How Are State and Federal Appellate Courts Similar?
State and federal appellate courts share several similarities in their structure and functioning. Both types of courts serve as higher-level courts that review decisions made by lower trial courts. This means that when a party is dissatisfied with the outcome of a case at the trial court level, they can appeal to either the state or federal appellate court to seek a review of the decision.
Another similarity between state and federal appellate courts is their focus on legal errors rather than re-examining factual evidence. Appellate courts do not conduct new trials or hear witness testimony; instead, they review the record from the lower court to determine if any errors were made during the application or interpretation of law. This ensures consistency in legal principles and promotes fairness in the justice system.
Additionally, both state and federal appellate courts follow a hierarchical structure with multiple levels. In most cases, there are intermediate appellate courts that handle initial appeals before cases can be further appealed to the highest appellate court within each jurisdiction. This tiered system allows for a more efficient distribution of caseloads and helps ensure that all parties have access to a fair review process.
State and Federal Appellate Courts: An Overview
Structure of State Appellate Courts
State appellate courts play a crucial role in the judicial system, providing an avenue for individuals to seek review of decisions made by lower courts. The structure of state appellate courts varies across jurisdictions, but they generally consist of multiple levels. At the highest level are the state supreme courts, which have the final say on matters of state law.
Below the state supreme court, there are intermediate appellate courts in some states. These intermediate courts serve as an intermediate step between trial courts and the state supreme court. However, it’s important to note that not all states have this intermediate level, with some relying solely on their supreme court for appellate review.
Structure of Federal Appellate Courts
Similar to their state counterparts, federal appellate courts exist at both regional and national levels in order to handle appeals arising from lower federal district courts. The United States is divided into twelve regional circuits plus one District of Columbia Circuit for purposes of federal appellate jurisdiction.
Each circuit has its own Court of Appeals that hears cases within its geographic boundaries. These Courts of Appeals are responsible for reviewing decisions made by federal district courts within their respective circuits. Atop the federal judiciary sits the Supreme Court—the highest judicial authority in the land—responsible for interpreting constitutional issues and resolving conflicts among different circuit interpretations.
Reviewing Decisions: How State and Federal Appellate Courts Handle Appeals
When it comes to reviewing decisions, state and federal appellate courts follow similar procedures.
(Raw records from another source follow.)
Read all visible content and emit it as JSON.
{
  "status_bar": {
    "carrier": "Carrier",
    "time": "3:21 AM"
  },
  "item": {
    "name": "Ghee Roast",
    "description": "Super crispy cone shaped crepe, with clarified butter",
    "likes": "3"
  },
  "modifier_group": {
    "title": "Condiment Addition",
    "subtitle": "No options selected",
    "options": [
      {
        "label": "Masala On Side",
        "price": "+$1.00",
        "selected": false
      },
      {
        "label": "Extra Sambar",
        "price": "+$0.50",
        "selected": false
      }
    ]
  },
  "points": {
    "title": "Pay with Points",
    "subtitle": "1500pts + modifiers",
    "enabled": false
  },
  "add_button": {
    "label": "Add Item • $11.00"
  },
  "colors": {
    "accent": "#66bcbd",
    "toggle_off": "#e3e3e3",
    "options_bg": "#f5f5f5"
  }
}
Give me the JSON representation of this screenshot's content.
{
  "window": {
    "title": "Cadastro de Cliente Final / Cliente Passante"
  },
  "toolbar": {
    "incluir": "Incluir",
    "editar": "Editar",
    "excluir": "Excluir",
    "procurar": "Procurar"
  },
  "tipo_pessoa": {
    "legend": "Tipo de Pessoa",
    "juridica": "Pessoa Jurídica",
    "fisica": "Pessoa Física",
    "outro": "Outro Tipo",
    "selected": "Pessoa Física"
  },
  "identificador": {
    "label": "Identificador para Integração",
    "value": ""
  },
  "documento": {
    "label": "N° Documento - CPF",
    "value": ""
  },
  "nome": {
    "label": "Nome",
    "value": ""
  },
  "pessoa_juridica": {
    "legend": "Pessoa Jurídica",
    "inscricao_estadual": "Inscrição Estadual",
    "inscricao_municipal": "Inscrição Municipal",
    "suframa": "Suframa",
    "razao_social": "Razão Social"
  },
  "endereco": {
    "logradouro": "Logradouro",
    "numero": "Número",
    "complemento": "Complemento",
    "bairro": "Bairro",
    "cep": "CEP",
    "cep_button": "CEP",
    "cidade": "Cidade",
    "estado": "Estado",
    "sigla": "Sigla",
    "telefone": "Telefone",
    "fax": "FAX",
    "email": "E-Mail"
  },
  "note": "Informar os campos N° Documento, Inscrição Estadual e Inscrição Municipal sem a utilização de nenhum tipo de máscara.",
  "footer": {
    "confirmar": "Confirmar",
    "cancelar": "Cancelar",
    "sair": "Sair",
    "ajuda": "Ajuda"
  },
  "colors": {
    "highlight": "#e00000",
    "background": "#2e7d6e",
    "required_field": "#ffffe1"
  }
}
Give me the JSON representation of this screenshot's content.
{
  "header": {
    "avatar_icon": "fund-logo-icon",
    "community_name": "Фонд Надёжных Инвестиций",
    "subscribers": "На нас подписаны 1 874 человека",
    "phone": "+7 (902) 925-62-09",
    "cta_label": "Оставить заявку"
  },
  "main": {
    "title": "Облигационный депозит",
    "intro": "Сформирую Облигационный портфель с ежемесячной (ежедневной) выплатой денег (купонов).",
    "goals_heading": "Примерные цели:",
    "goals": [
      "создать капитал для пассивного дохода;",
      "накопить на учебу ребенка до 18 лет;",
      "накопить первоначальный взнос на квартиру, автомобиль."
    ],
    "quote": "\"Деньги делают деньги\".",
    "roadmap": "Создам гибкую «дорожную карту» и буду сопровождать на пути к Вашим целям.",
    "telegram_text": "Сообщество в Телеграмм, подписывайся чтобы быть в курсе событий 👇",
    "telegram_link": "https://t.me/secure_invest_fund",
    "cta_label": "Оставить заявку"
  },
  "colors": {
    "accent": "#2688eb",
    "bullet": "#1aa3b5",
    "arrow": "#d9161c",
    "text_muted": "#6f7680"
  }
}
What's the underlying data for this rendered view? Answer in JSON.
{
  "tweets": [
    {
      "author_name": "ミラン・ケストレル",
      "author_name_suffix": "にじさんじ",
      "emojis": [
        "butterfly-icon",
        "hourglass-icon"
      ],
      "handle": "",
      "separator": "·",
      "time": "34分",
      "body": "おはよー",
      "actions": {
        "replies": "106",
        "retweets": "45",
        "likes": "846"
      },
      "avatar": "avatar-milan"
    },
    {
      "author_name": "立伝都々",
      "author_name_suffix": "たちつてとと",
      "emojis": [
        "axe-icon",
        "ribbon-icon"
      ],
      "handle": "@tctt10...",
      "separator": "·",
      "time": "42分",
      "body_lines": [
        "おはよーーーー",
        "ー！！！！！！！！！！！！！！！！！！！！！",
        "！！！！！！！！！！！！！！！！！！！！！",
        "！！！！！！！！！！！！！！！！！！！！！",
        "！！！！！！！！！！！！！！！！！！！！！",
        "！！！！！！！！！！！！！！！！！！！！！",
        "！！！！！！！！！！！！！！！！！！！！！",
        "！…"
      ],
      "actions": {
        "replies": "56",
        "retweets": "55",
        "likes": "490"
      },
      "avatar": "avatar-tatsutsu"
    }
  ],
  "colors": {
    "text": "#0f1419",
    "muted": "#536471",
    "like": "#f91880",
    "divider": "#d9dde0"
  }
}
In this section, I’ll outline how these two types of courts handle appeals and provide a brief overview of the key similarities.
- Filing the Notice of Appeal:
- Both state and federal appellate courts require parties seeking review to file a formal notice of appeal.
- This document notifies the court and other parties involved that a party intends to challenge the lower court’s decision.
- Record Compilation:
- After filing the notice of appeal, both state and federal appellate courts compile a record from the proceedings in the trial court.
- The record typically includes transcripts of hearings, exhibits admitted into evidence, pleadings, motions, and other relevant documents.
- Briefing Process:
- Once the record is complete, both state and federal appellate courts require appellants (the party challenging the decision) to submit an opening brief.
- The opening brief presents arguments explaining why the lower court made an error or misapplied the law.
- Appellees (the opposing party) then have an opportunity to respond with their own brief outlining counterarguments.
- Oral Arguments:
- State and federal appellate courts may also allow oral arguments where attorneys for both sides present their case before a panel of judges.
- During oral arguments, attorneys have a chance to elaborate on their written briefs, answer questions posed by judges, and address any concerns raised during review.
- Decision Making:
- Finally, after considering all written submissions or oral arguments presented by both parties, state and federal appellate courts issue written opinions explaining their decisions.
It’s important to note that while there are many similarities between state and federal appellate courts in how they handle appeals, there are also some differences in terms of procedural rules and jurisdictional limitations. However, the fundamental goal of both types of courts remains the same: to ensure fair and impartial review of lower court decisions.